Records contained in a dataset:
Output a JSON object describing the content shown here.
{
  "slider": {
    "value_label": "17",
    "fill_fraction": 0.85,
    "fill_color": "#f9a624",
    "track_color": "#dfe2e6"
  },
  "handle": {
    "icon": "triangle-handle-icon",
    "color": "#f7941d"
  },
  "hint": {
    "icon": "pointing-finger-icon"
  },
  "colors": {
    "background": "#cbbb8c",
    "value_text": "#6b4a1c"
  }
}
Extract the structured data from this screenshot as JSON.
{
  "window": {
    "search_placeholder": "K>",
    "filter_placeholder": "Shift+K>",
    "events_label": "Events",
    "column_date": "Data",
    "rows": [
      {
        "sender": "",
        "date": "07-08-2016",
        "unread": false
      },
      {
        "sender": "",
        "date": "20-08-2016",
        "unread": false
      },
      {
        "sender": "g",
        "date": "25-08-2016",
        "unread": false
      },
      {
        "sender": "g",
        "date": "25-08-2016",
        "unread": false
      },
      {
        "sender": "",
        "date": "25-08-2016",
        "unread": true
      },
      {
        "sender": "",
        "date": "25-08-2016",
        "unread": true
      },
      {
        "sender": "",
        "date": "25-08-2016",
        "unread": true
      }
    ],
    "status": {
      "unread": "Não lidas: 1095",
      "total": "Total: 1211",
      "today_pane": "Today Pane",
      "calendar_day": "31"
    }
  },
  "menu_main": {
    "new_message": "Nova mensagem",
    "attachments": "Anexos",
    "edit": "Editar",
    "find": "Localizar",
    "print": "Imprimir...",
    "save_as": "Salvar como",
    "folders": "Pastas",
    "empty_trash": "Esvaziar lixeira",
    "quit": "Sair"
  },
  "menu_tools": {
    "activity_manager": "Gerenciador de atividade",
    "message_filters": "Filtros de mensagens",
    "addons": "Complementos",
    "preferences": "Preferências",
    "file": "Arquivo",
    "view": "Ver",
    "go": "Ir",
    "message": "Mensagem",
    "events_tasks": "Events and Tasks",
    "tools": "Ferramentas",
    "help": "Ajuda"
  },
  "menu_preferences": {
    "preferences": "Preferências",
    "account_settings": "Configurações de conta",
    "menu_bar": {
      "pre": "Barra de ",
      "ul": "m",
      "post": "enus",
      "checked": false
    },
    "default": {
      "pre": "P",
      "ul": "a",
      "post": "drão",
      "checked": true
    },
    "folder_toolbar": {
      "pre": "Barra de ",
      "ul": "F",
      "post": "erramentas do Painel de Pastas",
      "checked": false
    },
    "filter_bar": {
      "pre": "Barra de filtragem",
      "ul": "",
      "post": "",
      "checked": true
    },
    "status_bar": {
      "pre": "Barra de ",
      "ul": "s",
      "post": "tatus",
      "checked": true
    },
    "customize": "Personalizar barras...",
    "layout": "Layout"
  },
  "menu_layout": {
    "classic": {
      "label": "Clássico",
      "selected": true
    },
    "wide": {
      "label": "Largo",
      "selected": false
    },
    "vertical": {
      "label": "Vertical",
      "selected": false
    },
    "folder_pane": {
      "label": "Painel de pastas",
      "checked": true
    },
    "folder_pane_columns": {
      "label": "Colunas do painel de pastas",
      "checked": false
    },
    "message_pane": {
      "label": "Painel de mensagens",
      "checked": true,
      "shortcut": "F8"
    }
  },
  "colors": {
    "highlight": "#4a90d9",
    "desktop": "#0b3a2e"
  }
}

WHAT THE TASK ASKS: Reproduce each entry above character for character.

RESULT FOR THIS EXERCISE:
Output a JSON object describing the content shown here.
{
  "slider": {
    "value_label": "17",
    "fill_fraction": 0.85,
    "fill_color": "#f9a624",
    "track_color": "#dfe2e6"
  },
  "handle": {
    "icon": "triangle-handle-icon",
    "color": "#f7941d"
  },
  "hint": {
    "icon": "pointing-finger-icon"
  },
  "colors": {
    "background": "#cbbb8c",
    "value_text": "#6b4a1c"
  }
}
Extract the structured data from this screenshot as JSON.
{
  "window": {
    "search_placeholder": "K>",
    "filter_placeholder": "Shift+K>",
    "events_label": "Events",
    "column_date": "Data",
    "rows": [
      {
        "sender": "",
        "date": "07-08-2016",
        "unread": false
      },
      {
        "sender": "",
        "date": "20-08-2016",
        "unread": false
      },
      {
        "sender": "g",
        "date": "25-08-2016",
        "unread": false
      },
      {
        "sender": "g",
        "date": "25-08-2016",
        "unread": false
      },
      {
        "sender": "",
        "date": "25-08-2016",
        "unread": true
      },
      {
        "sender": "",
        "date": "25-08-2016",
        "unread": true
      },
      {
        "sender": "",
        "date": "25-08-2016",
        "unread": true
      }
    ],
    "status": {
      "unread": "Não lidas: 1095",
      "total": "Total: 1211",
      "today_pane": "Today Pane",
      "calendar_day": "31"
    }
  },
  "menu_main": {
    "new_message": "Nova mensagem",
    "attachments": "Anexos",
    "edit": "Editar",
    "find": "Localizar",
    "print": "Imprimir...",
    "save_as": "Salvar como",
    "folders": "Pastas",
    "empty_trash": "Esvaziar lixeira",
    "quit": "Sair"
  },
  "menu_tools": {
    "activity_manager": "Gerenciador de atividade",
    "message_filters": "Filtros de mensagens",
    "addons": "Complementos",
    "preferences": "Preferências",
    "file": "Arquivo",
    "view": "Ver",
    "go": "Ir",
    "message": "Mensagem",
    "events_tasks": "Events and Tasks",
    "tools": "Ferramentas",
    "help": "Ajuda"
  },
  "menu_preferences": {
    "preferences": "Preferências",
    "account_settings": "Configurações de conta",
    "menu_bar": {
      "pre": "Barra de ",
      "ul": "m",
      "post": "enus",
      "checked": false
    },
    "default": {
      "pre": "P",
      "ul": "a",
      "post": "drão",
      "checked": true
    },
    "folder_toolbar": {
      "pre": "Barra de ",
      "ul": "F",
      "post": "erramentas do Painel de Pastas",
      "checked": false
    },
    "filter_bar": {
      "pre": "Barra de filtragem",
      "ul": "",
      "post": "",
      "checked": true
    },
    "status_bar": {
      "pre": "Barra de ",
      "ul": "s",
      "post": "tatus",
      "checked": true
    },
    "customize": "Personalizar barras...",
    "layout": "Layout"
  },
  "menu_layout": {
    "classic": {
      "label": "Clássico",
      "selected": true
    },
    "wide": {
      "label": "Largo",
      "selected": false
    },
    "vertical": {
      "label": "Vertical",
      "selected": false
    },
    "folder_pane": {
      "label": "Painel de pastas",
      "checked": true
    },
    "folder_pane_columns": {
      "label": "Colunas do painel de pastas",
      "checked": false
    },
    "message_pane": {
      "label": "Painel de mensagens",
      "checked": true,
      "shortcut": "F8"
    }
  },
  "colors": {
    "highlight": "#4a90d9",
    "desktop": "#0b3a2e"
  }
}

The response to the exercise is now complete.